Religion says that imams should help people. Religious leaders may also actively participate in community life, for example, by being a part of the local crime prevention group. The mosque where I work has over two thousand visitors in a month. After Friday prayer, we have five-minute talks with men to attract the attention of our visitors to the problems that women face in their families.
During these Friday discussions, we talk about a range of different issues – from the responsibility of men in childcare and home care, to women’s health and education, to issues of domestic violence and early marriages. With other imams nearby, we worked a lot on preventing early marriages by talking about the issue after Friday prayer. With the introduction of a law that prohibits early marriages, there’s been a big step forward. On the issue of domestic violence, we say that religion forbids and does not accept any form of violence against women – be it physical or verbal. We say that husbands and other family members should respect women’s choices if they want to work or study.
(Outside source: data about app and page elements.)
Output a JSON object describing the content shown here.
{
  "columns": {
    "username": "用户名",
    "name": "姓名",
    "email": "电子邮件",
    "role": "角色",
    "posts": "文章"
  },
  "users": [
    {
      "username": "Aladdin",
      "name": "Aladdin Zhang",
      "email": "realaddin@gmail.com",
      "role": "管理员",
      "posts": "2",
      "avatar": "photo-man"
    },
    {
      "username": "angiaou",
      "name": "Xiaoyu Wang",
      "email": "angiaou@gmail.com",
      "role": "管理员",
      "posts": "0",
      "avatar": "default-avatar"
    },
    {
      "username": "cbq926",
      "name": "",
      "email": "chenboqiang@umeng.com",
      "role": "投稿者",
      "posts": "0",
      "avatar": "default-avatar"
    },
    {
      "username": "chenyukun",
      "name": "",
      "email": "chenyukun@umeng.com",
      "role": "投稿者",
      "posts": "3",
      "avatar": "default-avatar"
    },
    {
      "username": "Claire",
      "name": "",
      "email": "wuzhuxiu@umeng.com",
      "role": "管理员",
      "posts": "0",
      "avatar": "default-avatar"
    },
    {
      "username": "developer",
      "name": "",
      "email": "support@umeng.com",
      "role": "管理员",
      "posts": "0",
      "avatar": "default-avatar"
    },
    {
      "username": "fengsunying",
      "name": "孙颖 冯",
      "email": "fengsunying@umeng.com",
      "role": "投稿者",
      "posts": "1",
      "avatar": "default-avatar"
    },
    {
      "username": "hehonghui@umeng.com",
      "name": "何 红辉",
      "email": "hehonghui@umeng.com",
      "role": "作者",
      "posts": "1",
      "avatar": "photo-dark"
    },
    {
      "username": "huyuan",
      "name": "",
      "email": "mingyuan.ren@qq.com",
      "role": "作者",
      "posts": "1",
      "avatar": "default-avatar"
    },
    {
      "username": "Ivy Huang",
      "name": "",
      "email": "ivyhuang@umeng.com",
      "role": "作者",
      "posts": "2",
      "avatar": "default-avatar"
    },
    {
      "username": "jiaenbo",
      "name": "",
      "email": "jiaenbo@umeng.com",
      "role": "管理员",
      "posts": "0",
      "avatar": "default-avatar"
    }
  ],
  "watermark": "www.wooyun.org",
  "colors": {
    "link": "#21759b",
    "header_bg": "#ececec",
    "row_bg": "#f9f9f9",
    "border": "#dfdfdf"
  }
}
In the talks with these men, we raise the question of legal marital agreements that could be registered officially with state structures. This could be considered a tool of domestic violence prevention, because it provides legal protections for both wife and husband.
How have those who have heard you speak on this issue reacted to it?
The reaction has been positive. After talks where I raised the issue of domestic violence, visitors come to me to ask questions or seek advice. Some questions relate to domestic conflicts, family conflicts or divorces. ‘Kelin’ (daughters-in-law) come to me to ask for advice regarding family relations with their husbands or their husband’s mothers or family members, as families live together. Men mostly ask questions related to divorces or domestic conflicts between wives and mothers-in-law. Sometimes parents come to ask questions about early marriages, and they request to hold a ‘nikah’ (a Muslim marriage where the rites are performed by an imam) with underage girls. I refuse. I explain that underage marriage is illegal, and the punishment may fall on the organisers and initiators. By raising awareness, we convince them to wait until the girl reaches adulthood before marrying.
Now the registration of nikah is being done in a special book where we write down the passport information of the couple and their signature, and we make sure that the couple is of legal age.
What are some of the challenges and successes you’ve had?
Human relationships are very complex. In a particular conflict situation, I can’t take one position. It’s necessary to try to understand the situation from both sides. It is hard to monitor or assess changes in visitors’ behaviours after these talks – for example, it is hard to know if some stopped abusing their wives and began to respect them. Nevertheless, I believe that these talks have a positive effect on resolving cases of domestic violence. To me, success is positive changes in the community where I live. Success is when I help people and see that my help was useful.
What are your plans for the future?
I will continue to work as both an imam and a member of the mobile group. In the future, I would like to contribute to building peace in my community by raising awareness of issues that women and children face every day.
This activity is part of a programme supported by the United States Bureau of International Narcotics and Law Enforcement Affairs (INL), with the aim of supporting inclusive groups from communities in Kyrgyzstan to identify security concerns and to jointly work with each other and with law enforcement officials to find solutions.